> Data to process

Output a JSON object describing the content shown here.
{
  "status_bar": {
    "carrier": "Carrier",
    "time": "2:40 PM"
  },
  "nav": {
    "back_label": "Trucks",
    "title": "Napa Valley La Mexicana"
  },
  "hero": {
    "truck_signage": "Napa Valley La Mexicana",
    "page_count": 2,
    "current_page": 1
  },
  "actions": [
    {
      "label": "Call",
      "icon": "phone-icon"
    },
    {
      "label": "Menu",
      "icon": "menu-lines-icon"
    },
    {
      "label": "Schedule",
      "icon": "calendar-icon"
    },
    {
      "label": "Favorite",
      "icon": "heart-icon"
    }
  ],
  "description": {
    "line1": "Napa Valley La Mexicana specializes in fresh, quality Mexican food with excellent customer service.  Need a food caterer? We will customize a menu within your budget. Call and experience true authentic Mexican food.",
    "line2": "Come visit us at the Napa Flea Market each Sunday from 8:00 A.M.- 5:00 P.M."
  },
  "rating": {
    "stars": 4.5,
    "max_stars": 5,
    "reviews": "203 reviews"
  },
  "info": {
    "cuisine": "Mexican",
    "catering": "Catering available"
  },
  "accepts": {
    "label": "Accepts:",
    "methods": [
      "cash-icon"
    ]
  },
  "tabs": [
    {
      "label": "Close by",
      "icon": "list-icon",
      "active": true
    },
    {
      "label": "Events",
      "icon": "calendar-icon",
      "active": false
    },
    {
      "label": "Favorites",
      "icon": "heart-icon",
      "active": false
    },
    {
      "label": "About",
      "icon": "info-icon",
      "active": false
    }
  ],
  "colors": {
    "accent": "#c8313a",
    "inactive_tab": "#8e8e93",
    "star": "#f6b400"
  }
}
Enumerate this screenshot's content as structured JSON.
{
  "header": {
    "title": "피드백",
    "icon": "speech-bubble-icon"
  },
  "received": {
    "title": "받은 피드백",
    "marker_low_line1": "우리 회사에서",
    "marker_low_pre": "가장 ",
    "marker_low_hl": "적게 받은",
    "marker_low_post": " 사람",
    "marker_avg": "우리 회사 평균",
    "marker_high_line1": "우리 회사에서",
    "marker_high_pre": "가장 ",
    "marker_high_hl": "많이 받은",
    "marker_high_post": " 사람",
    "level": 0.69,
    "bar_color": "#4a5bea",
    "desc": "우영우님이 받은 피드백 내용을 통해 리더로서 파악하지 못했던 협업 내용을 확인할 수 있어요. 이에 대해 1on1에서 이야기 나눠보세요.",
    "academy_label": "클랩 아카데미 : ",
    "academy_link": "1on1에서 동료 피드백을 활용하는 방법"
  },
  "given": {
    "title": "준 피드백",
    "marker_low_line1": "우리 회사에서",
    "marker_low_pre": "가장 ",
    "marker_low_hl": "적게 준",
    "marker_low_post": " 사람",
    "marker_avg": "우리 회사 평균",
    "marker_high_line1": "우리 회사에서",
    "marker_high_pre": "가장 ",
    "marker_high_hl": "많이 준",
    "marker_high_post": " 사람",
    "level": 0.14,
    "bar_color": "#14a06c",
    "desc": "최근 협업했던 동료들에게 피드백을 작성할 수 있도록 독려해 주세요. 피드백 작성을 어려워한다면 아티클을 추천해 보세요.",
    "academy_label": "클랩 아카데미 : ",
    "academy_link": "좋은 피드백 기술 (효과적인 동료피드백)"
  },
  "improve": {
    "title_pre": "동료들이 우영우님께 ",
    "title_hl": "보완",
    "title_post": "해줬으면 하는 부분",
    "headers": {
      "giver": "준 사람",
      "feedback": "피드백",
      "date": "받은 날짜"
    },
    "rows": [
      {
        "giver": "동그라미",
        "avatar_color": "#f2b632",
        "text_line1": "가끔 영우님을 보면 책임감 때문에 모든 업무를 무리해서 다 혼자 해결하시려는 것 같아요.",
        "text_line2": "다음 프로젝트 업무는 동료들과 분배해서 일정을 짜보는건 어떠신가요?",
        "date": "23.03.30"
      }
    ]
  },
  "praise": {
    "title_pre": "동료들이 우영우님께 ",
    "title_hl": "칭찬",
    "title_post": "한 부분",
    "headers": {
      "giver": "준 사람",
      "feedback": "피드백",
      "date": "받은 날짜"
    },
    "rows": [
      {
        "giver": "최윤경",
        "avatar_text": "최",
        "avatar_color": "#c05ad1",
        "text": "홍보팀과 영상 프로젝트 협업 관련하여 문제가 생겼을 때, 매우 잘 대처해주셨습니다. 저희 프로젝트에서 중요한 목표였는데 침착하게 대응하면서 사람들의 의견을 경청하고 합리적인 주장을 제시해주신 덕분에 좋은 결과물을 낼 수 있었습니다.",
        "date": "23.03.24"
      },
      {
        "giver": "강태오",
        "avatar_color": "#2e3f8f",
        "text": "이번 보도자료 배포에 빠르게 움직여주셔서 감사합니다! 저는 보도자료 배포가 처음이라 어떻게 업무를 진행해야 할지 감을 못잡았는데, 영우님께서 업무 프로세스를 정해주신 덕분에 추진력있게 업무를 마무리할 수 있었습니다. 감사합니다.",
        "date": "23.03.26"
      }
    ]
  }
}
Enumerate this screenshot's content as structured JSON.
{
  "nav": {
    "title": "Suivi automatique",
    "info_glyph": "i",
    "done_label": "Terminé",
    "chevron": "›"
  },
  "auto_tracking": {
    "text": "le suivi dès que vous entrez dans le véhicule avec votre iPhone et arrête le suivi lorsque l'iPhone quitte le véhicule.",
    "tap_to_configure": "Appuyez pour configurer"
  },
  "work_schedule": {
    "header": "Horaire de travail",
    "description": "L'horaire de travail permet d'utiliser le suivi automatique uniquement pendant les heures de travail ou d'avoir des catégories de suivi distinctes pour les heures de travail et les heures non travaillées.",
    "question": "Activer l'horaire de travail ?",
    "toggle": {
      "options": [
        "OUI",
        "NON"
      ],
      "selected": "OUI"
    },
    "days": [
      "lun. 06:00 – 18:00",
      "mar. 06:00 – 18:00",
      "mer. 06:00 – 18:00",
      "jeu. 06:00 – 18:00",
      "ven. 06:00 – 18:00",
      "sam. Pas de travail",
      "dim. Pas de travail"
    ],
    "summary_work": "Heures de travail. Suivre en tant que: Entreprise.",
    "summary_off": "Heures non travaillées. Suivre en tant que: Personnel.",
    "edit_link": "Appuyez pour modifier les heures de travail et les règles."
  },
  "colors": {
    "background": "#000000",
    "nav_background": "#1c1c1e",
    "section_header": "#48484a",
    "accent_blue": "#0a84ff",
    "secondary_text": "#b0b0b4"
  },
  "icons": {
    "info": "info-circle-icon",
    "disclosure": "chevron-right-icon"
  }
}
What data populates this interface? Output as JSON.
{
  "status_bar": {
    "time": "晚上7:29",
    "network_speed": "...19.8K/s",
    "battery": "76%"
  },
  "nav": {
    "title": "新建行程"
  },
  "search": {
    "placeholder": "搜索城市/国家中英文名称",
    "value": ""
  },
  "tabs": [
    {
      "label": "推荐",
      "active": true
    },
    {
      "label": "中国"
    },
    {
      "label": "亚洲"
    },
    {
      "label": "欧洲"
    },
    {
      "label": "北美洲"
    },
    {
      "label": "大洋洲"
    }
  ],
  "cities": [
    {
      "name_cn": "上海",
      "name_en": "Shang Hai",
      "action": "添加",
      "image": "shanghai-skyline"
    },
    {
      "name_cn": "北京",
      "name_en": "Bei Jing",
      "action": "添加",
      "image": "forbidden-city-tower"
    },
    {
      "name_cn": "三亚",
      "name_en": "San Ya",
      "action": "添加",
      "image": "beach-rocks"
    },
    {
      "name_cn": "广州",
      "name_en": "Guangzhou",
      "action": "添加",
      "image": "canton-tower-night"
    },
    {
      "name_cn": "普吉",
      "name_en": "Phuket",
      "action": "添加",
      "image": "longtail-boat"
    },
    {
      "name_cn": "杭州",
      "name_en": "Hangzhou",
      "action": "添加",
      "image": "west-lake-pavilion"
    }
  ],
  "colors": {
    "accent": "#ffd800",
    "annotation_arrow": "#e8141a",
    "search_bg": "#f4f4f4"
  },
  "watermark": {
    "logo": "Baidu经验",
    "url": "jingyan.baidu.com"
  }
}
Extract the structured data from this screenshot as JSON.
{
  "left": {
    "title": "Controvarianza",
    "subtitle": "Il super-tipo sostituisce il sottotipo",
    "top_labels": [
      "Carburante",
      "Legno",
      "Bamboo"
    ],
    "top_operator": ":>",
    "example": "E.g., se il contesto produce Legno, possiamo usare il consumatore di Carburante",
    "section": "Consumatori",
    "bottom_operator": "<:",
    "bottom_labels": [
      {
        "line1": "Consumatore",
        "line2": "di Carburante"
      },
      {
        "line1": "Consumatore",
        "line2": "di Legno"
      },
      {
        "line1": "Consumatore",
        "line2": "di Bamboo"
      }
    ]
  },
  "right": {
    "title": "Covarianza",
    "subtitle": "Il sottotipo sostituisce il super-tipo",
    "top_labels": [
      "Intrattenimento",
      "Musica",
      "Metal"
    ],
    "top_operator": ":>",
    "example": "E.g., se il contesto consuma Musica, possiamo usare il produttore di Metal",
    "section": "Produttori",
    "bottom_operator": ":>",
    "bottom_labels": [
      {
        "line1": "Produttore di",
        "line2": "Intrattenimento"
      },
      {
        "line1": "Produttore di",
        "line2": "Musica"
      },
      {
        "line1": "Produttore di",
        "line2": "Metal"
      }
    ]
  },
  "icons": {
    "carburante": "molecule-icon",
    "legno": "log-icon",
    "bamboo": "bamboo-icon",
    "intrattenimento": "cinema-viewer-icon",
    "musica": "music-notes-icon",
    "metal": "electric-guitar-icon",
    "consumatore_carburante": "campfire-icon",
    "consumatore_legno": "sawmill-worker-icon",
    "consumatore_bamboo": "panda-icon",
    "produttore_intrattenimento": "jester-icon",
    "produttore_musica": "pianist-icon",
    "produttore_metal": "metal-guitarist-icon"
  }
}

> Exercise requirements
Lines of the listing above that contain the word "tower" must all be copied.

> Final answer
      "image": "forbidden-city-tower"
      "image": "canton-tower-night"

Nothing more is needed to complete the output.